(Your task) Lines with the word "title": copy all of them from the entries below.

── Data extract ──

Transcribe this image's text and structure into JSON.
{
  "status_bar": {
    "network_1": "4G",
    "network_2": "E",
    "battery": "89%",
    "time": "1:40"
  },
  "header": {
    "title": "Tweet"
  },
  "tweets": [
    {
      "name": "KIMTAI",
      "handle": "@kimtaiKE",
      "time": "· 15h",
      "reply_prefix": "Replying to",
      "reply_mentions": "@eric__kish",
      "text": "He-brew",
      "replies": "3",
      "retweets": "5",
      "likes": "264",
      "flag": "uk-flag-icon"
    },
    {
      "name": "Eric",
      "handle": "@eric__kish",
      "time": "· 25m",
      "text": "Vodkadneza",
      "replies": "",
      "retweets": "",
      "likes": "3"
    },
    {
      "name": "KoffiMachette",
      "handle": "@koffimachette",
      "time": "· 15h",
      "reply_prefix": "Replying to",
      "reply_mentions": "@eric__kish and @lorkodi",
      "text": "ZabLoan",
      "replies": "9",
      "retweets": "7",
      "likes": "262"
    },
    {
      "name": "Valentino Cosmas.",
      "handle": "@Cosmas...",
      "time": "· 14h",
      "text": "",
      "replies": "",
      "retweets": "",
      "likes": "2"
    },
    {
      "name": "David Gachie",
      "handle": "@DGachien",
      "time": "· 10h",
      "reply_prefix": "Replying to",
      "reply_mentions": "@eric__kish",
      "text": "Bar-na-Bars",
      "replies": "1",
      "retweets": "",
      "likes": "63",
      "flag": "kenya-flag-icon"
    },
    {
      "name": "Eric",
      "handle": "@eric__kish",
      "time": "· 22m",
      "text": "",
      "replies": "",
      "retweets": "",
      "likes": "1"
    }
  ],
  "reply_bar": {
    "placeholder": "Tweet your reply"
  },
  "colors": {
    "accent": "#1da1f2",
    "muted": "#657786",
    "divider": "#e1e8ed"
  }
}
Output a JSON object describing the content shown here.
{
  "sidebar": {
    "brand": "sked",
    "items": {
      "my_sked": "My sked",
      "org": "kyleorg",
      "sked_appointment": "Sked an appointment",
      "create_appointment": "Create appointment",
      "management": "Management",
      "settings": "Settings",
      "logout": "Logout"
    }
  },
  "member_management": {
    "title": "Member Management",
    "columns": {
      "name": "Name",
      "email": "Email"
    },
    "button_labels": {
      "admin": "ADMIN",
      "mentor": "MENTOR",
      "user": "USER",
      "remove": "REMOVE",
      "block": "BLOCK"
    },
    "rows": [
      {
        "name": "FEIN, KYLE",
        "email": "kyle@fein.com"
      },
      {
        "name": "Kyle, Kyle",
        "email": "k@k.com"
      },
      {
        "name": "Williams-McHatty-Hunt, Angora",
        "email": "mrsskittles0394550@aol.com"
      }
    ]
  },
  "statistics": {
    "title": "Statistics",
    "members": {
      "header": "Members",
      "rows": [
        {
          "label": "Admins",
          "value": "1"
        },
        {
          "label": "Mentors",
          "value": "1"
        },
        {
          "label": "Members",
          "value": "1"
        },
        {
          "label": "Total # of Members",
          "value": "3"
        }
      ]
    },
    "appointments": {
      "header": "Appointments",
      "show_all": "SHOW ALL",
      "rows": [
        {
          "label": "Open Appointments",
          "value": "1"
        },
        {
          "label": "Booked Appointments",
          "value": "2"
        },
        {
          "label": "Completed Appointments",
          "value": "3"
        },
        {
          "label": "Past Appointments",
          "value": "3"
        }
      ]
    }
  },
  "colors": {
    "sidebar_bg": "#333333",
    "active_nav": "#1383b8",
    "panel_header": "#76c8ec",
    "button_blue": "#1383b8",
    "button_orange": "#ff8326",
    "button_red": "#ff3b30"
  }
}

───

(Task solution)
    "title": "Tweet"
    "title": "Member Management",
    "title": "Statistics",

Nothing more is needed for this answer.